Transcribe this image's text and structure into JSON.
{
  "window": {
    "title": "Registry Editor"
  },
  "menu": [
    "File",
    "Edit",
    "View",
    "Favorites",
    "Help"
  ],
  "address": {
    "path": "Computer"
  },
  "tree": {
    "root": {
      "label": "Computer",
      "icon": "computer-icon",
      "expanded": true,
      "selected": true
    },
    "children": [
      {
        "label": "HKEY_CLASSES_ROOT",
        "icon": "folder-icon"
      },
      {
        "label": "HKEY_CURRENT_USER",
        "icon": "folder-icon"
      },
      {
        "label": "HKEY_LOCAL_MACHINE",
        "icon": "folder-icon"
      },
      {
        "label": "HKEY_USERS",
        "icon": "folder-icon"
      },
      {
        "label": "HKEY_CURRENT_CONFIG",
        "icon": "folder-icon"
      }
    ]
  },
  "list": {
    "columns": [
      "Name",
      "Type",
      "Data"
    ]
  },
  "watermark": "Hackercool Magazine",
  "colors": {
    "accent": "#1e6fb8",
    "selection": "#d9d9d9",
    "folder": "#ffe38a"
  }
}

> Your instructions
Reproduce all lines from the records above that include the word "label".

> Your response
      "label": "Computer",
        "label": "HKEY_CLASSES_ROOT",
        "label": "HKEY_CURRENT_USER",
        "label": "HKEY_LOCAL_MACHINE",
        "label": "HKEY_USERS",
        "label": "HKEY_CURRENT_CONFIG",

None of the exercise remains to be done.